(d) Disgorgement;

(e) Equitable and/or injunctive relief as necessary or permitted by law and equity,
including disgorgement, attachment, impoundment, and/or imposition of a constructive trust on
or otherwise restricting the disposition/exercise of the stock compensations awards described
herein;

(f) Equitable subordination of all secured debt currently owned or controlled by


Bernstein and Abbe.

(g) Awarding Plaintiff the costs and disbursements of this action, including reasonable
allowance of fees and costs for Plaintiff’s attorneys, experts, and accountants; and

(h) Awarding to Plaintiff pre-judgment interest and post-judgment interest;

(i) Granting Plaintiff such other and further relief as this Court deems just and proper.

JURY DEMAND

Plaintiff hereby demands a trial by jury as to all claims so triable.

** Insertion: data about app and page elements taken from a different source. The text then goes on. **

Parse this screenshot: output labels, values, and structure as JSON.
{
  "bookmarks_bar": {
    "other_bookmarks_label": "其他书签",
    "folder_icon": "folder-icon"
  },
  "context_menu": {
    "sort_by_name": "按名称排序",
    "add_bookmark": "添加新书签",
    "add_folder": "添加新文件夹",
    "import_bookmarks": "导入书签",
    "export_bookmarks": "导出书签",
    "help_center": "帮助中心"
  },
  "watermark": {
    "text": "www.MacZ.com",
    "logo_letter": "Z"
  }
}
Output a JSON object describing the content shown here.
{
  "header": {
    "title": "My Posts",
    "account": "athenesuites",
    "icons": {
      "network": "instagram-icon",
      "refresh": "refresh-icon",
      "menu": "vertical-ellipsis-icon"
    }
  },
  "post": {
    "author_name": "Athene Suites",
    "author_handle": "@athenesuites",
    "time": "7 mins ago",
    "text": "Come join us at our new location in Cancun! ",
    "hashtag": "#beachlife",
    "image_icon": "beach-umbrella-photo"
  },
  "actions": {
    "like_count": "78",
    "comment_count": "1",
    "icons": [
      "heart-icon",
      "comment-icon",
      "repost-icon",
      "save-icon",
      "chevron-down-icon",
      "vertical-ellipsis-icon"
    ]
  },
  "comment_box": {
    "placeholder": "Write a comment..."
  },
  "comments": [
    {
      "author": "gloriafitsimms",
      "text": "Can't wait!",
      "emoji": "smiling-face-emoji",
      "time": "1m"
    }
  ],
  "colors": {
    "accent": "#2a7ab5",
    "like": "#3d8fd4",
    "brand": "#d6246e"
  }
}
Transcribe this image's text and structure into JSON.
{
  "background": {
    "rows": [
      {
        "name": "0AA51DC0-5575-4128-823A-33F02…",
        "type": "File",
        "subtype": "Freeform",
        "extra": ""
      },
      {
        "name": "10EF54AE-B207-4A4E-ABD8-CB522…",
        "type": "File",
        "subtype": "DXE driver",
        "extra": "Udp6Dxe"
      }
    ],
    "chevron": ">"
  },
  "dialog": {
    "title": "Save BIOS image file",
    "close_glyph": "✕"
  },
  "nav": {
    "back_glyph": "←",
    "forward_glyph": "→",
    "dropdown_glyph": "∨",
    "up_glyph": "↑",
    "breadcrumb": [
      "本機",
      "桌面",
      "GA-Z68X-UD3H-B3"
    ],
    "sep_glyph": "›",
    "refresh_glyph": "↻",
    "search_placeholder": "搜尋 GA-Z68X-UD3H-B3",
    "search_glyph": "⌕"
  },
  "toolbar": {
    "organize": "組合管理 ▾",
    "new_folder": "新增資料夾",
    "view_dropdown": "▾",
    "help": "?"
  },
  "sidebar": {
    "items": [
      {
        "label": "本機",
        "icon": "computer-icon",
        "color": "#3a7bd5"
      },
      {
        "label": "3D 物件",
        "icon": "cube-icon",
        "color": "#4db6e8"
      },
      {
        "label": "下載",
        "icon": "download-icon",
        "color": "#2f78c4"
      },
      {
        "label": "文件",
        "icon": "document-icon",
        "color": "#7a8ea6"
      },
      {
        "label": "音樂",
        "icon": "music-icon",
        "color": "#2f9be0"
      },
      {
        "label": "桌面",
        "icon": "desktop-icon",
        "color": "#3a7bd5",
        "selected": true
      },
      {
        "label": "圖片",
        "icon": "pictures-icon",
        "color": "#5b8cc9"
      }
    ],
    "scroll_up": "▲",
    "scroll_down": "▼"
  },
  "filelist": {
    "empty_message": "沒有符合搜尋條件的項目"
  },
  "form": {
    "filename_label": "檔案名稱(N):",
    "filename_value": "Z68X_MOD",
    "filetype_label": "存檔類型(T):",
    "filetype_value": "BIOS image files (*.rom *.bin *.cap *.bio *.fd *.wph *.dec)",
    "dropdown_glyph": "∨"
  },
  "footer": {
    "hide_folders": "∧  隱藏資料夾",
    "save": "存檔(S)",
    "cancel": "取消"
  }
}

Dated: New York, New York CKR LAW LLP


March 20, 2019
By: /s/ Michael James Maloney
Rosanne E. Felicello
Michael James Maloney
1330 Avenue of the Americas
14th Floor
New York, New York 10019
Tel. (212) 259-7300
rfelicello@ckrlaw.com
mmaloney@ckrlaw.com

Attorneys for Plaintiff Roman Kainz

{00214399.1 / 3213.002} 42